Segment Start: SUPPLIED RECORDS

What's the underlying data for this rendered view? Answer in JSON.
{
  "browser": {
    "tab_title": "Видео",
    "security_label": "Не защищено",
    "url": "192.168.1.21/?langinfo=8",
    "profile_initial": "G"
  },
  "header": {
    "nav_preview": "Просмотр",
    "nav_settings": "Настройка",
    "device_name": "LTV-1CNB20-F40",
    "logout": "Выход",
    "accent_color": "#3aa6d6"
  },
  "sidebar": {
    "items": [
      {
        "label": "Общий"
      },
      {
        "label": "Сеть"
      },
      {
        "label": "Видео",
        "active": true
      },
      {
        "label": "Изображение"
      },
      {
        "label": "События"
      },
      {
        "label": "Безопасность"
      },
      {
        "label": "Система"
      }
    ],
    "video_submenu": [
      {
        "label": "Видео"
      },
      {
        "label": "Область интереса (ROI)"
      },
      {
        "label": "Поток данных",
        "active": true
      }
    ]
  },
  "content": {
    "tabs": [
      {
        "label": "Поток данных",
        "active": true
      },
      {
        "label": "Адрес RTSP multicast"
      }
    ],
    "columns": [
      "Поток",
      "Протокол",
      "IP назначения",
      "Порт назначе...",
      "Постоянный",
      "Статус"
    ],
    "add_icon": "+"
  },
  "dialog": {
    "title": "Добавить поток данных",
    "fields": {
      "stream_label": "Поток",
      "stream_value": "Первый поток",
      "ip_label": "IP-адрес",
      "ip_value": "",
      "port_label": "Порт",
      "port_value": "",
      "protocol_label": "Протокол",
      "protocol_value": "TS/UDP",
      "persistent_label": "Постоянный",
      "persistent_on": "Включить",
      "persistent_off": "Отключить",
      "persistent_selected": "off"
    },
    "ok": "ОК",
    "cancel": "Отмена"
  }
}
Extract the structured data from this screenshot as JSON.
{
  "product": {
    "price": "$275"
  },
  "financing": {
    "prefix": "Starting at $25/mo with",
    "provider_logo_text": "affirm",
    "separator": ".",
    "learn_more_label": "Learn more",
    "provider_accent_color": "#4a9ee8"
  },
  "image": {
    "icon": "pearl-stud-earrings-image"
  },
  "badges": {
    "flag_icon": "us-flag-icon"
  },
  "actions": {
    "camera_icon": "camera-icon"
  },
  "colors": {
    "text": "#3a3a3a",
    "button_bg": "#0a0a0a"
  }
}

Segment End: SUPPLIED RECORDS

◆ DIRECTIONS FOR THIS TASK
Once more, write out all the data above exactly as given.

◆ RESPONSE TO THIS TASK
What's the underlying data for this rendered view? Answer in JSON.
{
  "browser": {
    "tab_title": "Видео",
    "security_label": "Не защищено",
    "url": "192.168.1.21/?langinfo=8",
    "profile_initial": "G"
  },
  "header": {
    "nav_preview": "Просмотр",
    "nav_settings": "Настройка",
    "device_name": "LTV-1CNB20-F40",
    "logout": "Выход",
    "accent_color": "#3aa6d6"
  },
  "sidebar": {
    "items": [
      {
        "label": "Общий"
      },
      {
        "label": "Сеть"
      },
      {
        "label": "Видео",
        "active": true
      },
      {
        "label": "Изображение"
      },
      {
        "label": "События"
      },
      {
        "label": "Безопасность"
      },
      {
        "label": "Система"
      }
    ],
    "video_submenu": [
      {
        "label": "Видео"
      },
      {
        "label": "Область интереса (ROI)"
      },
      {
        "label": "Поток данных",
        "active": true
      }
    ]
  },
  "content": {
    "tabs": [
      {
        "label": "Поток данных",
        "active": true
      },
      {
        "label": "Адрес RTSP multicast"
      }
    ],
    "columns": [
      "Поток",
      "Протокол",
      "IP назначения",
      "Порт назначе...",
      "Постоянный",
      "Статус"
    ],
    "add_icon": "+"
  },
  "dialog": {
    "title": "Добавить поток данных",
    "fields": {
      "stream_label": "Поток",
      "stream_value": "Первый поток",
      "ip_label": "IP-адрес",
      "ip_value": "",
      "port_label": "Порт",
      "port_value": "",
      "protocol_label": "Протокол",
      "protocol_value": "TS/UDP",
      "persistent_label": "Постоянный",
      "persistent_on": "Включить",
      "persistent_off": "Отключить",
      "persistent_selected": "off"
    },
    "ok": "ОК",
    "cancel": "Отмена"
  }
}
Extract the structured data from this screenshot as JSON.
{
  "product": {
    "price": "$275"
  },
  "financing": {
    "prefix": "Starting at $25/mo with",
    "provider_logo_text": "affirm",
    "separator": ".",
    "learn_more_label": "Learn more",
    "provider_accent_color": "#4a9ee8"
  },
  "image": {
    "icon": "pearl-stud-earrings-image"
  },
  "badges": {
    "flag_icon": "us-flag-icon"
  },
  "actions": {
    "camera_icon": "camera-icon"
  },
  "colors": {
    "text": "#3a3a3a",
    "button_bg": "#0a0a0a"
  }
}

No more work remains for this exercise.